Fonds Volume 602 - Hillside Christian Fellowship Church, Beechy, Saskatchewan Fonds

Title and statement of responsibility area

Title proper

Hillside Christian Fellowship Church, Beechy, Saskatchewan Fonds

General material designation

Parallel title

Other title information

Title statements of responsibility

Title notes

Level of description


Reference code

CA CMBS Volume 602

Edition area

Edition statement

Edition statement of responsibility

Class of material specific details area

Statement of scale (cartographic)

Statement of projection (cartographic)

Statement of coordinates (cartographic)

Statement of scale (architectural)

Issuing jurisdiction and denomination (philatelic)

Dates of creation area


  • 1977-2002 (Creation)

Physical description area

Physical description
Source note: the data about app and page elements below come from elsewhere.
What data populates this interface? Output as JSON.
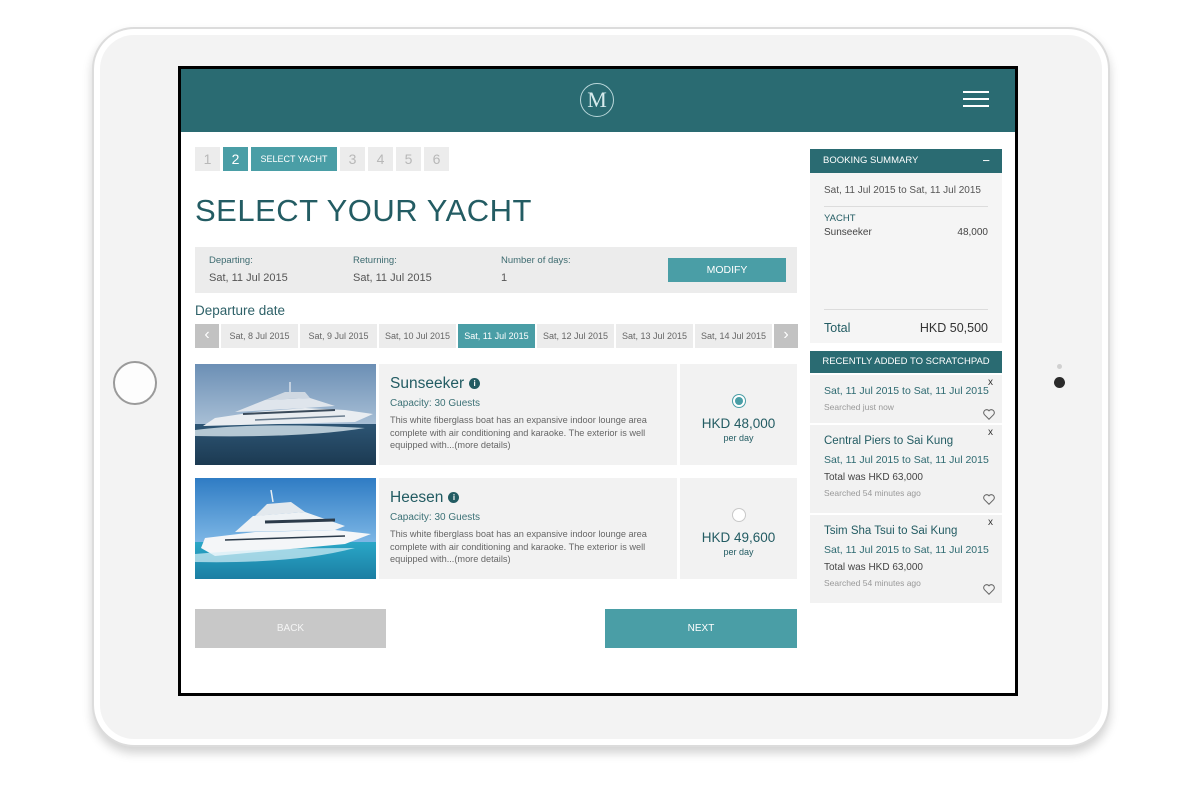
{
  "header": {
    "logo_letter": "M"
  },
  "steps": {
    "items": [
      "1",
      "2",
      "3",
      "4",
      "5",
      "6"
    ],
    "active": "2",
    "active_label": "SELECT YACHT"
  },
  "page_title": "SELECT YOUR YACHT",
  "trip": {
    "departing_label": "Departing:",
    "departing_value": "Sat, 11 Jul 2015",
    "returning_label": "Returning:",
    "returning_value": "Sat, 11 Jul 2015",
    "days_label": "Number of days:",
    "days_value": "1",
    "modify_label": "MODIFY"
  },
  "departure_date": {
    "label": "Departure date",
    "dates": [
      "Sat, 8 Jul 2015",
      "Sat, 9 Jul 2015",
      "Sat, 10 Jul 2015",
      "Sat, 11 Jul 2015",
      "Sat, 12 Jul 2015",
      "Sat, 13 Jul 2015",
      "Sat, 14 Jul 2015"
    ],
    "selected": "Sat, 11 Jul 2015"
  },
  "yachts": [
    {
      "name": "Sunseeker",
      "capacity": "Capacity: 30 Guests",
      "description": "This white fiberglass boat has an expansive indoor lounge area complete with air conditioning and karaoke. The exterior is well equipped with...(more details)",
      "price": "HKD 48,000",
      "per": "per day",
      "selected": true
    },
    {
      "name": "Heesen",
      "capacity": "Capacity: 30 Guests",
      "description": "This white fiberglass boat has an expansive indoor lounge area complete with air conditioning and karaoke. The exterior is well equipped with...(more details)",
      "price": "HKD 49,600",
      "per": "per day",
      "selected": false
    }
  ],
  "buttons": {
    "back": "BACK",
    "next": "NEXT"
  },
  "summary": {
    "title": "BOOKING SUMMARY",
    "collapse": "−",
    "dates": "Sat, 11 Jul 2015 to Sat, 11 Jul 2015",
    "category": "YACHT",
    "yacht": "Sunseeker",
    "yacht_price": "48,000",
    "total_label": "Total",
    "total_value": "HKD 50,500"
  },
  "scratchpad": {
    "title": "RECENTLY ADDED TO SCRATCHPAD",
    "items": [
      {
        "route": "",
        "dates": "Sat, 11 Jul 2015 to Sat, 11 Jul 2015",
        "total": "",
        "time": "Searched just now"
      },
      {
        "route": "Central Piers to Sai Kung",
        "dates": "Sat, 11 Jul 2015 to Sat, 11 Jul 2015",
        "total": "Total was HKD 63,000",
        "time": "Searched 54 minutes ago"
      },
      {
        "route": "Tsim Sha Tsui to Sai Kung",
        "dates": "Sat, 11 Jul 2015 to Sat, 11 Jul 2015",
        "total": "Total was HKD 63,000",
        "time": "Searched 54 minutes ago"
      }
    ]
  },
  "colors": {
    "primary": "#2a6b72",
    "accent": "#4a9ea6",
    "panel": "#f2f2f2"
  }
}
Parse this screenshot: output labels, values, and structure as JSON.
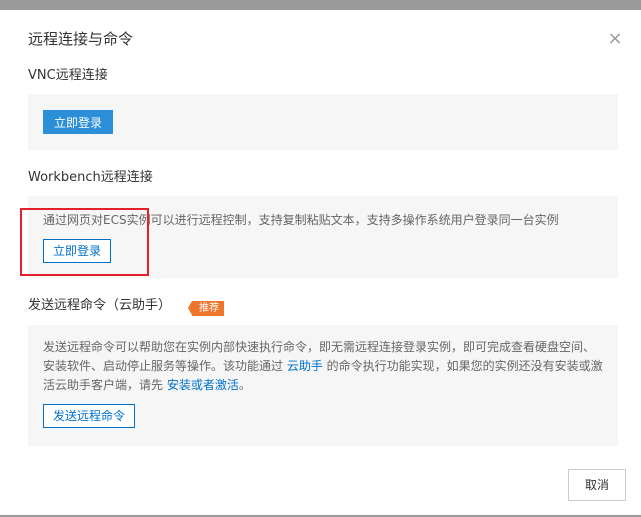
{
  "dialog": {
    "title": "远程连接与命令",
    "close_icon": "×"
  },
  "vnc": {
    "title": "VNC远程连接",
    "button_label": "立即登录"
  },
  "workbench": {
    "title": "Workbench远程连接",
    "description": "通过网页对ECS实例可以进行远程控制，支持复制粘贴文本，支持多操作系统用户登录同一台实例",
    "button_label": "立即登录"
  },
  "command": {
    "title": "发送远程命令（云助手）",
    "badge": "推荐",
    "desc_line1": "发送远程命令可以帮助您在实例内部快速执行命令，即无需远程连接登录实例，即可完成查看硬盘空间、",
    "desc_line2_a": "安装软件、启动停止服务等操作。该功能通过 ",
    "desc_line2_link": "云助手",
    "desc_line2_b": " 的命令执行功能实现，如果您的实例还没有安装或激",
    "desc_line3_a": "活云助手客户端，请先 ",
    "desc_line3_link": "安装或者激活",
    "desc_line3_b": "。",
    "button_label": "发送远程命令"
  },
  "footer": {
    "cancel_label": "取消"
  },
  "colors": {
    "primary": "#2b8ed8",
    "link": "#0070cc",
    "badge": "#f0762d",
    "highlight": "#e5202e"
  }
}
2 cm of textual records

Publisher's series area

Title proper of publisher's series

Parallel titles of publisher's series

Other title information of publisher's series

Statement of responsibility relating to publisher's series

Numbering within publisher's series

Note on publisher's series

Archival description area

Name of creator

Administrative history

The first Mennonites in Beechy, Saskatchewan were 1920s immigrants from Russia. When they first arrived in Canada, they settled in the Main Centre, Saskatchewan area, but eventually moved north of the Saskatchewan River in search of land. The Mennonite Brethren church in Beechy organized on July 19, 1925, as an offshoot of the Main Centre MB church. By 1927, the Beechy group had organized as an independent congregation called the Friedensheim Mennonite Brethren Church. Early on, the congregation met in Homaker's Hall, which formerly served as a schoolhouse. On most Sundays, however, the congregation divided into small groups and met in homes. The Depression stalled plans for a new church building. But in 1942, the Beechy congregation purchased a town hall, formerly used by the Mennonite Brethren congregation in Gilroy. The building was dismantled, transported to a section of land just outside of Beechy, and then used to construct a new church building. The building was moved to town in 1953, when the church became known as the Beechy Mennonite Brethren Church. Renovations to the building occurred in 1969 and again in 1975-6. In 1982, a new 10,000 sq. ft. building was constructed largely with volunteer labour. Again, with the new building came a new name, Hillside Christian Fellowship Centre. Until 1963, lay-ministers and leaders led the congregation. Henry Berg was Beechy's first hired minister, serving from 1963 to 1966. After Berg, the congregation was served by a variety of other paid ministers, many of whom also served the Mennonite Brethren church at Lucky Lake. These include the following: Ed Lautermilch (1966-1969), Ed Epp (1969-1973), Ed Giesbrecht (1973-1976), Helmut Schroeder (1977-1987), and Mike Housek (1987-). Sources: Mennonite Encyclopedia, "Friedensheim;" Mennonite Brethren Herald (10 September 1982): 12; (27 May 1988): 63.

Custodial history

The materials were donated by the church ca. 1977 and 2003. The historical sketch (file 1) was written in the 1970s by the Centre's staff.

Scope and content

This fonds consists of one series: 1) Beechy Mennonite Brethren history. The historical writings tell the story of the congregation's organization, buildings, ministry, and special events. They also include family stories and several selections from early church minutes.

Notes area

Physical condition

Immediate source of acquisition


Language of material

Script of material

Location of originals

Availability of other formats

Restrictions on access

no restrictions on access

Terms governing use, reproduction, and publication

Finding aids

finding aid consists of a file list

Associated materials

Related materials


Alternative identifier(s)

Standard number area

Standard number

Access points

Subject access points

Place access points

Name access points

Genre access points

Control area

Description record identifier

Institution identifier

Rules or conventions


Level of detail

Dates of creation, revision and deletion

Language of description

  • English

Script of description


Accession area

Related subjects

Related people and organizations

Related places

Related genres